Over the years, the faintly-sketched canvas got moved from one corner to the next. It gathered dust and, quite possibly, grew things. I wasn’t even entirely sure that I hadn’t painted over it in a moment of desperation.
When the pandemic hit, the canvas called to me. I found it, cleaned it and, surprisingly, my original sketch was still visible. The photograph hadn’t held up so well but, I would rely on Maria to help me fill in the blanks. It was time.
While I was, admittedly, consumed with fear, when the pandemic (and ensuing shut-down) happened, I felt this overwhelming need to finish things. Maria’s portrait was one of the first things to come to mind. Almost as if she had tapped me on the shoulder and whispered, “It’s time.”

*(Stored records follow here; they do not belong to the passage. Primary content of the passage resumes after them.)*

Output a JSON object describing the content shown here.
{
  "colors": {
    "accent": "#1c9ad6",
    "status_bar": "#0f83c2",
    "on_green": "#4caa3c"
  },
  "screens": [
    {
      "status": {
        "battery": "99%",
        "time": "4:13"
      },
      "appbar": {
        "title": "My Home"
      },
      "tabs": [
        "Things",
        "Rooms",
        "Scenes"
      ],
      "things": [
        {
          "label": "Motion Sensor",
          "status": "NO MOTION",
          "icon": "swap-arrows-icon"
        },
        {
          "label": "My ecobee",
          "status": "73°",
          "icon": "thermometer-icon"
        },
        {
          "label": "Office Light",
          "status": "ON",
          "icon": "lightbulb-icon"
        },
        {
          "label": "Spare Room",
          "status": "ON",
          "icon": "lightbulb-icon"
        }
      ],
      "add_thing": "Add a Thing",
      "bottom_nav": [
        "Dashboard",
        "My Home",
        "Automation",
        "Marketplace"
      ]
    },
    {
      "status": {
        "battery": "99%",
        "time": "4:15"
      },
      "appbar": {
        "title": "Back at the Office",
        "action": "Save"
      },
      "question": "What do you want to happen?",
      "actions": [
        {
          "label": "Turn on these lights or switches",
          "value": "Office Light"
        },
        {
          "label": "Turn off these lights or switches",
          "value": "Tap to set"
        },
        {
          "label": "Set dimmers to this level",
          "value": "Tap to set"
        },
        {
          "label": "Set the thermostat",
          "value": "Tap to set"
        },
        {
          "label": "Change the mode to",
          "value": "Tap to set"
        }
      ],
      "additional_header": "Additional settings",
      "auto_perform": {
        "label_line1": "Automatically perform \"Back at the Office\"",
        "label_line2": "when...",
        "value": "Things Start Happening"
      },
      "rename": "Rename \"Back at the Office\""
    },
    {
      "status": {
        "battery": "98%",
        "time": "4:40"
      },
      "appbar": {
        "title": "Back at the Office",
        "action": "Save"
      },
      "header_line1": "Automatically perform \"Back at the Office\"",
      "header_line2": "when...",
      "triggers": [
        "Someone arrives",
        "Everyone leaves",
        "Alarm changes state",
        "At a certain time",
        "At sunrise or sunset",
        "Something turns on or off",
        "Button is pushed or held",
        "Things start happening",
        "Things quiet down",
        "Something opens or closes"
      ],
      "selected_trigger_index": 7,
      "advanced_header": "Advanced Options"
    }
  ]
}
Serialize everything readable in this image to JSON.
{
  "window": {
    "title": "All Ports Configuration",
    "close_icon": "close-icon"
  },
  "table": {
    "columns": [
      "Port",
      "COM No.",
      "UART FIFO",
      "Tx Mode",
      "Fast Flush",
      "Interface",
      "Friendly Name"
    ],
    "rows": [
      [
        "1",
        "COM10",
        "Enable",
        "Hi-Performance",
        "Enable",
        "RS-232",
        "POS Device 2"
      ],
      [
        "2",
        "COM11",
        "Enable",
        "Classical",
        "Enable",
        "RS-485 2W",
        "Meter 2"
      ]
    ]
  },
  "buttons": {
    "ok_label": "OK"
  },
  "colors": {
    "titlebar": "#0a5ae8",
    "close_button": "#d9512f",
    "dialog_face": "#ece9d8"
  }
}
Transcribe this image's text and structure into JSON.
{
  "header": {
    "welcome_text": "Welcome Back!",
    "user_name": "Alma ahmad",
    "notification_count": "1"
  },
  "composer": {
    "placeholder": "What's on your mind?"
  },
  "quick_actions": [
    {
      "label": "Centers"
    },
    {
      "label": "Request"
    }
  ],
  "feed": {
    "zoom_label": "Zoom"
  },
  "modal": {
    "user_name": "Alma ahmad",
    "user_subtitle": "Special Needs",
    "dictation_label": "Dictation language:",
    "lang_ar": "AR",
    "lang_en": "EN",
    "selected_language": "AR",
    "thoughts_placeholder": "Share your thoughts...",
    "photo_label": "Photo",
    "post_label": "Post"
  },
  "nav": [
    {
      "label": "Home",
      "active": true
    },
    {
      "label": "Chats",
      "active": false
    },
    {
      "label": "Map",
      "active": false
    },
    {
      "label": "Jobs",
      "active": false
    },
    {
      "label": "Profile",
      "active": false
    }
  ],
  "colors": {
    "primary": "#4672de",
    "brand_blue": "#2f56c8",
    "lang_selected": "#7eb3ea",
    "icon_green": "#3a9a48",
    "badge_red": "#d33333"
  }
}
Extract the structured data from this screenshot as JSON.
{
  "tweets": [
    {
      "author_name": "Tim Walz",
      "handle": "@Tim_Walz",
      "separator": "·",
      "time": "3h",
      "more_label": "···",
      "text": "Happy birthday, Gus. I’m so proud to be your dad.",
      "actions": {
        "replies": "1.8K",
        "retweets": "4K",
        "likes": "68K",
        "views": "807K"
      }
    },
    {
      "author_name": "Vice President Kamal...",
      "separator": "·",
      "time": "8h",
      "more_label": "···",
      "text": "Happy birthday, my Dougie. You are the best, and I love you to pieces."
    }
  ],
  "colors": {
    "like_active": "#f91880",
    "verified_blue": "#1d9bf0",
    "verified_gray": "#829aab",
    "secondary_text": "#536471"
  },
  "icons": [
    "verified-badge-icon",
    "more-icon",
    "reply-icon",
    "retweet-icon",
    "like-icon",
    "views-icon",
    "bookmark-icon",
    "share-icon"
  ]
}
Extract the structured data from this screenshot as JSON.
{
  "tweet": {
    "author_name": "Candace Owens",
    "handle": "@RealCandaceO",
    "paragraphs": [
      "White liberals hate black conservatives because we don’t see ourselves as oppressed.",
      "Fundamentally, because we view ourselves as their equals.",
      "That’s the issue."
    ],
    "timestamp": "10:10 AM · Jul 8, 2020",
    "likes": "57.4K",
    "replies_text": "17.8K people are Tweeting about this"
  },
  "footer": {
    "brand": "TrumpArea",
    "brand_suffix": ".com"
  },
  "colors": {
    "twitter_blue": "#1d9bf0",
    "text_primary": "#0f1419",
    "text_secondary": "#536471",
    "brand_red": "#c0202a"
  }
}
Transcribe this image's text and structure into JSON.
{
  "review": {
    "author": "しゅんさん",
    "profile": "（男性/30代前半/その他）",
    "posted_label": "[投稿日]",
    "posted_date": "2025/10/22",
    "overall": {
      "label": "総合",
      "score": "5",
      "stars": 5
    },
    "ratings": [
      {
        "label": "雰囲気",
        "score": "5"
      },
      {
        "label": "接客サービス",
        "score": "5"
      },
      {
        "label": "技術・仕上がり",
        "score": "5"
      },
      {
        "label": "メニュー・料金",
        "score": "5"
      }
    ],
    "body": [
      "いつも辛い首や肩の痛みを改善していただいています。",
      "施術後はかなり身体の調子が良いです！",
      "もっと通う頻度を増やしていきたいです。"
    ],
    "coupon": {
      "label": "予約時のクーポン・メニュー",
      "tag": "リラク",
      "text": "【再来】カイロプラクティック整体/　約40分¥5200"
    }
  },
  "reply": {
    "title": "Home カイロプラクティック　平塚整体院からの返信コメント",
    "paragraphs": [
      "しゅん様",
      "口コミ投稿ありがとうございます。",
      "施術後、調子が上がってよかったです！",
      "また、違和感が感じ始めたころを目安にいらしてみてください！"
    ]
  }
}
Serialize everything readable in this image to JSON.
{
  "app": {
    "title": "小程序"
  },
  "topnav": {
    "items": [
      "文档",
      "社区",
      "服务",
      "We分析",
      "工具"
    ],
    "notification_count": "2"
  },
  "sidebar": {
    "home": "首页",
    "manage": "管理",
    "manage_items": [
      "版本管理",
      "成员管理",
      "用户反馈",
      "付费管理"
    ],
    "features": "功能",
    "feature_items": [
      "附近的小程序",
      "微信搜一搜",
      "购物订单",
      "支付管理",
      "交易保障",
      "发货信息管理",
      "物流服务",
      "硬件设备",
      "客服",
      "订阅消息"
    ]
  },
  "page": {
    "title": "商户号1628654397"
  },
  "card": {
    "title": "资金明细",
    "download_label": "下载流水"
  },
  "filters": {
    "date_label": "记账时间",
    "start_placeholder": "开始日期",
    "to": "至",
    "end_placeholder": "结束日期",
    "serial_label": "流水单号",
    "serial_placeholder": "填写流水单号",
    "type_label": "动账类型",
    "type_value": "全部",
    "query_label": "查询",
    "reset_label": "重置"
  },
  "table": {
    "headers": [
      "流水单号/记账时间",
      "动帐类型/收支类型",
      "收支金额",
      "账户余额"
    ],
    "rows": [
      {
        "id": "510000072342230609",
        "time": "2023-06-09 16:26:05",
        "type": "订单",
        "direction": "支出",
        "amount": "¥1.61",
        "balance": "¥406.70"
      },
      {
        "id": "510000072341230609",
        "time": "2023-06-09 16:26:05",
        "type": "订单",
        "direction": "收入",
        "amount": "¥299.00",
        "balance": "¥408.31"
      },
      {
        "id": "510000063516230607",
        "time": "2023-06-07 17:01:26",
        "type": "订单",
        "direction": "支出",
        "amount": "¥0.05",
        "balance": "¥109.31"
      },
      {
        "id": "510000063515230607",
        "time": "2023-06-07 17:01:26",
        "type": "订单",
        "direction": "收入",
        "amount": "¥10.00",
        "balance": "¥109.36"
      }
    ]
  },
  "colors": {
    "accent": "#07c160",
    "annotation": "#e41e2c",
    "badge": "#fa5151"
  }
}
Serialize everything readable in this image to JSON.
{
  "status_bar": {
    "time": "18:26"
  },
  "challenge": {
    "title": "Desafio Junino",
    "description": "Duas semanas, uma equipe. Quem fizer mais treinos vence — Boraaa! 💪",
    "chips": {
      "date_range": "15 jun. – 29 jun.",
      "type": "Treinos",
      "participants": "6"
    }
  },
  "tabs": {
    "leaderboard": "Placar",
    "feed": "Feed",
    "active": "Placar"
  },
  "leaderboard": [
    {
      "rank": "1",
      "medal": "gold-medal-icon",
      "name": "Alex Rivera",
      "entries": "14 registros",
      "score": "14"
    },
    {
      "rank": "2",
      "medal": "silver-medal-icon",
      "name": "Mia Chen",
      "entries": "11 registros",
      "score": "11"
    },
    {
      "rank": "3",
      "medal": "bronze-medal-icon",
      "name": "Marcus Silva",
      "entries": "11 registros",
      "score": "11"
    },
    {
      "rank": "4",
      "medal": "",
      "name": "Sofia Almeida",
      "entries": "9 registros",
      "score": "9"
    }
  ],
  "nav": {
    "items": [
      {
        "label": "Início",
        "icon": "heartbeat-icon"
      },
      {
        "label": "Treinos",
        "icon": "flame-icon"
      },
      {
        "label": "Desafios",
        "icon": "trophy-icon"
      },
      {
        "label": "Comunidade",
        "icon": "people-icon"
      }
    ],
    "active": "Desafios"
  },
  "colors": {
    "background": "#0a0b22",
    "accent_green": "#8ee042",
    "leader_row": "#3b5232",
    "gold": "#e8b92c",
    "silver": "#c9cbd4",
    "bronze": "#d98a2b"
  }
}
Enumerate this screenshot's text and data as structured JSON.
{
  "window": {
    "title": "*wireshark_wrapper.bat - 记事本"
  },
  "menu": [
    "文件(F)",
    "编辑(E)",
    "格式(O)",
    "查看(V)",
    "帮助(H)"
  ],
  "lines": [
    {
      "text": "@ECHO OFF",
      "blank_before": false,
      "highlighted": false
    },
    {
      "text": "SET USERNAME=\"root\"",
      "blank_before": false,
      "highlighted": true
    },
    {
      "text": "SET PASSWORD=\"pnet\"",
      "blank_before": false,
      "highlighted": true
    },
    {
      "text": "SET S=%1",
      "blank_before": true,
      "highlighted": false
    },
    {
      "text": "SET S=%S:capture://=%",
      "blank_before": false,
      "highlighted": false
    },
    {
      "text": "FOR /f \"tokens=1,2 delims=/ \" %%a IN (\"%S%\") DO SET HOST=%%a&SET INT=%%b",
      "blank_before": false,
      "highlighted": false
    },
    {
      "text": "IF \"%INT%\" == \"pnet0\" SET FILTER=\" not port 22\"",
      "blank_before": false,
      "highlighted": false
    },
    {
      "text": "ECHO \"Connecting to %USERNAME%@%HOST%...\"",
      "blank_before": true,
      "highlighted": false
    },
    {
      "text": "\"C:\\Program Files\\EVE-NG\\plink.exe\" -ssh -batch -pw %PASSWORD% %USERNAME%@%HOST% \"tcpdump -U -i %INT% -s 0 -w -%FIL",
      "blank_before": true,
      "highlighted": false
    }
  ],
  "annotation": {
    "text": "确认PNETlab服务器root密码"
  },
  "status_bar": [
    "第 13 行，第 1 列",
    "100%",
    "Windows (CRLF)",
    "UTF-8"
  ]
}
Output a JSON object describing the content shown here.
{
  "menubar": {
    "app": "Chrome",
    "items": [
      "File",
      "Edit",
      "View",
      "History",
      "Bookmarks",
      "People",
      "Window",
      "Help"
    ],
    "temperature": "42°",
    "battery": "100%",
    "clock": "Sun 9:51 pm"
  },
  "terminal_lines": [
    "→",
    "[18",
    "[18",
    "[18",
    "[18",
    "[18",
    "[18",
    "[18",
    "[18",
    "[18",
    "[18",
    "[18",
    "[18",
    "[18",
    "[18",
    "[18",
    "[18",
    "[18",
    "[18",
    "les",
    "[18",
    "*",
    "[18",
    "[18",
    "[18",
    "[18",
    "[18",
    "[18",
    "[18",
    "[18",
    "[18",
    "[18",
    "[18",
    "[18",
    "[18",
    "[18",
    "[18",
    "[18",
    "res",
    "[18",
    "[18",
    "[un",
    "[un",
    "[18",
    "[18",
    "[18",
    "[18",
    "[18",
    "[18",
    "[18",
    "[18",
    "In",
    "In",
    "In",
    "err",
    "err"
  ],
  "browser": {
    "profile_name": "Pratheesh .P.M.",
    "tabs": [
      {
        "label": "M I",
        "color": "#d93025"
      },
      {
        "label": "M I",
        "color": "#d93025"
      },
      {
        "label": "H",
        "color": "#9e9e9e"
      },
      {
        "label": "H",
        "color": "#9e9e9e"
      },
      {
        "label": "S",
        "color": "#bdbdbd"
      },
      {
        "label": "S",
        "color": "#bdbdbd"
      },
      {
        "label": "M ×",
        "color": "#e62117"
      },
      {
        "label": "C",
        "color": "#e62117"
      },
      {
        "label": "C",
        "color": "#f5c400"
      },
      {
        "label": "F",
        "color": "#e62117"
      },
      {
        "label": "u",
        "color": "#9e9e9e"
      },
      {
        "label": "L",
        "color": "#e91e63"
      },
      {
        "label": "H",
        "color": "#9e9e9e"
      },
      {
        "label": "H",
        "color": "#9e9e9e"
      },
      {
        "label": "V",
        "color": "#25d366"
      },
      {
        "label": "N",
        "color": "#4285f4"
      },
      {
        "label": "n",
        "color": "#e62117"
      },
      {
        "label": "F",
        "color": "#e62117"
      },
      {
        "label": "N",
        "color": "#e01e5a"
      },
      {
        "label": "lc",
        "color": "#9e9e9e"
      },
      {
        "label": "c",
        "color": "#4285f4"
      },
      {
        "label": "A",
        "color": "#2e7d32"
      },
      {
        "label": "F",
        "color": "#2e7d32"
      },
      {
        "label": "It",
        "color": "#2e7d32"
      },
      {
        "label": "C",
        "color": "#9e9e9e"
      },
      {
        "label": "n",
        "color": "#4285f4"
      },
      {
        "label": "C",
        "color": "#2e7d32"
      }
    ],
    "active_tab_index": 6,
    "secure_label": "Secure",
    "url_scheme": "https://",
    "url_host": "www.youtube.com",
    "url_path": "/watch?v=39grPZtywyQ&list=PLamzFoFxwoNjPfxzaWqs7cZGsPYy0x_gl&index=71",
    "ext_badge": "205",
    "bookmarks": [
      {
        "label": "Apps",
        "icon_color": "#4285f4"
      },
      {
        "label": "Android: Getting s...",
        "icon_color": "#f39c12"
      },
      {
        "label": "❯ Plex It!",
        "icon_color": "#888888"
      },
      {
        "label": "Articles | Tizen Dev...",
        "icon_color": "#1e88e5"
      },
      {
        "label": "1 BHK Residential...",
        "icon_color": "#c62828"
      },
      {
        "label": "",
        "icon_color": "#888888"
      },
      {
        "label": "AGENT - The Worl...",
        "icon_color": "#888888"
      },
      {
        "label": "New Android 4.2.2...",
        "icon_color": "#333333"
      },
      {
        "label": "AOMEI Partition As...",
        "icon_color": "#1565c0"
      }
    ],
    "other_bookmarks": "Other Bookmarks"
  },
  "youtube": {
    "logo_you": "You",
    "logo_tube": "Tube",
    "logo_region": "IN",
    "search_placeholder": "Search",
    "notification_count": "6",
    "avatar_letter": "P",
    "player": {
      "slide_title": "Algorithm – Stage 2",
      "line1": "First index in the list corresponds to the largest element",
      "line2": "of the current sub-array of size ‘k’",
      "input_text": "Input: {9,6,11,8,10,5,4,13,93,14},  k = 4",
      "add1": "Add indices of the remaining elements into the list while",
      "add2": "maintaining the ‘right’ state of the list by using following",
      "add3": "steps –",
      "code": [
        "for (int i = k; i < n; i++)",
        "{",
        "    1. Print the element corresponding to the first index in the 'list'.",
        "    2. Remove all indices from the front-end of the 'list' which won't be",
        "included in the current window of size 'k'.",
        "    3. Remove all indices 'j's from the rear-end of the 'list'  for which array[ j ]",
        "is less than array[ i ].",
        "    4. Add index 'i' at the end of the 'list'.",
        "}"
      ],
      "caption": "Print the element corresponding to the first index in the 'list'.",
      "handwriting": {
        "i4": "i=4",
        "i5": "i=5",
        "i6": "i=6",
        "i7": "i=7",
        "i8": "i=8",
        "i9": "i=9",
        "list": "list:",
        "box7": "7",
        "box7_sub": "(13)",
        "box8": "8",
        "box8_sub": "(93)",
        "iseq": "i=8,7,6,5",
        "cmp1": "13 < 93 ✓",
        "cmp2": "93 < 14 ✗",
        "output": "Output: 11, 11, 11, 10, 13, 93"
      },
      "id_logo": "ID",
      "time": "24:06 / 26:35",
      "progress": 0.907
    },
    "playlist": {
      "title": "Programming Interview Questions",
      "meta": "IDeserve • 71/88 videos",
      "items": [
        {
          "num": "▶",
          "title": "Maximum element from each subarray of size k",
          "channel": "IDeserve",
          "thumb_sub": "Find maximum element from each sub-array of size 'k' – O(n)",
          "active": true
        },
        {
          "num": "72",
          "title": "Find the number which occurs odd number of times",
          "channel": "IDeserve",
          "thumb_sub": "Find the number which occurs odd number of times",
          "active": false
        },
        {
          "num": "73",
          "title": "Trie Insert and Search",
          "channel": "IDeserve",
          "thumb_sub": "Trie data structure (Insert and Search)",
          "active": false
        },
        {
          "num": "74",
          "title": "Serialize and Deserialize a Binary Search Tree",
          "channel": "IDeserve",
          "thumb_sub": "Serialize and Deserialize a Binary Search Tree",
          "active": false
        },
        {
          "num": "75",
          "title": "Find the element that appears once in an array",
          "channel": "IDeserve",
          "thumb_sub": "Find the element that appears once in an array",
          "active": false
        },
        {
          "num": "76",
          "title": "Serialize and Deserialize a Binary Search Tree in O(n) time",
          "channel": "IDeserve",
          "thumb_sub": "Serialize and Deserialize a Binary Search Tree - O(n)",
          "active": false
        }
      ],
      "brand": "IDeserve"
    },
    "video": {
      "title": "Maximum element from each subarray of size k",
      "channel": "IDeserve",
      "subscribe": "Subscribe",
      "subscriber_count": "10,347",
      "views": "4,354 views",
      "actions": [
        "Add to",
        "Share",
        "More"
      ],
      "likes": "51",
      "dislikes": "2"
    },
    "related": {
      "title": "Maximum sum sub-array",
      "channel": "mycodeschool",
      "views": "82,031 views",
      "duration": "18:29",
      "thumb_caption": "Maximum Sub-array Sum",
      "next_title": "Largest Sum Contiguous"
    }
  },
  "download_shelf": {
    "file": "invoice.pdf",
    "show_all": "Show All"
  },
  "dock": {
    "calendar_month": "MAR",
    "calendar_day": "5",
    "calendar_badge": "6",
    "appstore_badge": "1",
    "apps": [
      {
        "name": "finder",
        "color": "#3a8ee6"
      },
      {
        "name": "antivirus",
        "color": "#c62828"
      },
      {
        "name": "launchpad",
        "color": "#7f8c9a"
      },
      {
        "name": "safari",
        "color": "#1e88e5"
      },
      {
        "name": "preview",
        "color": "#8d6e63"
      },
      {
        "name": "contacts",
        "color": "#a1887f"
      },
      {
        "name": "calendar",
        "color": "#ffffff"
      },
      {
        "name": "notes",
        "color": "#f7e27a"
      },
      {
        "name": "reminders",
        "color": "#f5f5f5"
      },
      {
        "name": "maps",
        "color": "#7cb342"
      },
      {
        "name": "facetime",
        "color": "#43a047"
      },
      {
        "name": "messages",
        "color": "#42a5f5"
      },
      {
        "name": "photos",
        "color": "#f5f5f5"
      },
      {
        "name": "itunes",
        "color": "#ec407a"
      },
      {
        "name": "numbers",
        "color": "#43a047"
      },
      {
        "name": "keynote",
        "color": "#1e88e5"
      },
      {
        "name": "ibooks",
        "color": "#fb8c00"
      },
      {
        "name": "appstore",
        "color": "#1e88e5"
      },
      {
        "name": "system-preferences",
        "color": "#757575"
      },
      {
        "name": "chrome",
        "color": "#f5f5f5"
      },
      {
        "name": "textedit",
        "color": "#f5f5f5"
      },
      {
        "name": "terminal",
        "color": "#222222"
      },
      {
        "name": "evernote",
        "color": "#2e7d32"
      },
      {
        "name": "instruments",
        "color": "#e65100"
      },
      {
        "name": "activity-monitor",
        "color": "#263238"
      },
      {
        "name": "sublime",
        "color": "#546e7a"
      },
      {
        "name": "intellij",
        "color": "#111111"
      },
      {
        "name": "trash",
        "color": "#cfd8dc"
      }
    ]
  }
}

To be clear, I am not an artist who can paint at will. My talent is something that seems to come and go. I do not pretend to be able to control it. Because my primary art-form is portraiture, I do not take for granted that I can always render a person’s likeness. There are times when it comes very easily, and there are times when it doesn’t come at all. So, I have learned not to force this work but, to wait for the right time. And, sometimes that time – as in this case – takes a very long time.
God rest Maria’s beautiful soul. I pray I did her justice.